The narrowed current account deficit was lifted by the trade surplus that continues to grow. As a ration of the gross domestic product (GDP), the current account deficit narrowed from 2.4percent to 2.3percent during the same period.
The rand was bid at R13.47 to the greenback at 5pm yesterday from a day low of R13.53.
Gerrit van Rooyen, an analyst at NKC African Economics, said the continued increase in the rand prices of most of South Africa’s major export commodities was positively influencing the South African economy.
“Although the current account deficit narrowed somewhat less than expected in the third quarter, the deficit is notably lower than in the past few years, which is a positive for the country’s credit rating and supportive for the rand exchange rate,” Van Rooyen said.
The SA Reserve Bank said South Africa’s trade surplus widened from R64bn in the second quarter to R71bn in third, marking a fourth straight quarterly trade surplus.
The services deficit fell to R 1.5bn from R7.2bn in the first quarter and the current transfers gap shrank to R40.7bn from R43.8bn. Meanwhile, the income deficit widened sharply to R137.7bn from R124.1bn in the first quarter.
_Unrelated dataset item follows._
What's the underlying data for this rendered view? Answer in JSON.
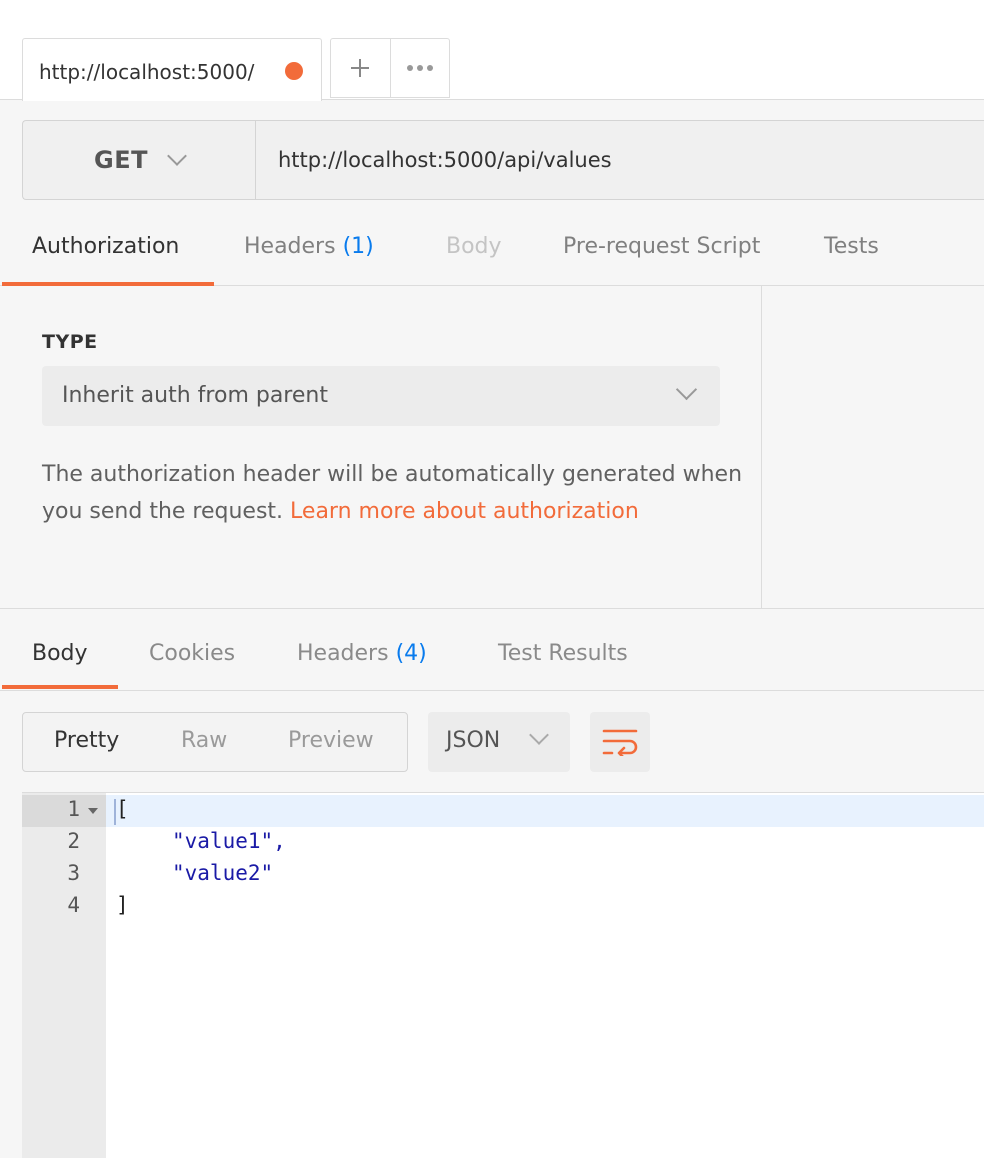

When considering the first three quarters of the year, the current account gap fell to R311.1bn from R489.9bn in the same period of 2016. The net inflow of capital on South Africa’s financial account increased from R3.2bn in the second quarter to R17.4bn in the third quarter.
Kamilla Kaplan, an economist at Investec, said she expected the current account deficit to remain well contained between 2percent and 4percent of GDP over the coming quarters with weak domestic activity yielding trade surpluses or relatively small trade deficits. “The income component of the current account is only released with the Quarterly Bulletin and has shown an increase in the deficit.”
“The estimation of the income component likely accounted for the divergence between consensus and the actual outcome,” Kaplan said.
The central bank said an increase in agricultural exports in the quarter under review was insufficient to offset the declines in mining and manufacturing exports. Stronger agricultural exports were underpinned by citrus fruit exports, which countered declines in other agricultural products.
John Ashbourne, an Africa economist at Capital Economics, said the bigger picture was that the current account position seemed to have stabilised at a much narrower deficit than in previous years.
“South Africa’s overall current account deficit is driven by the consistently large income account, which is mostly the result of foreign-owned firms repatriating profits from the country,” Ashbourne said.
- BUSINESS REPORT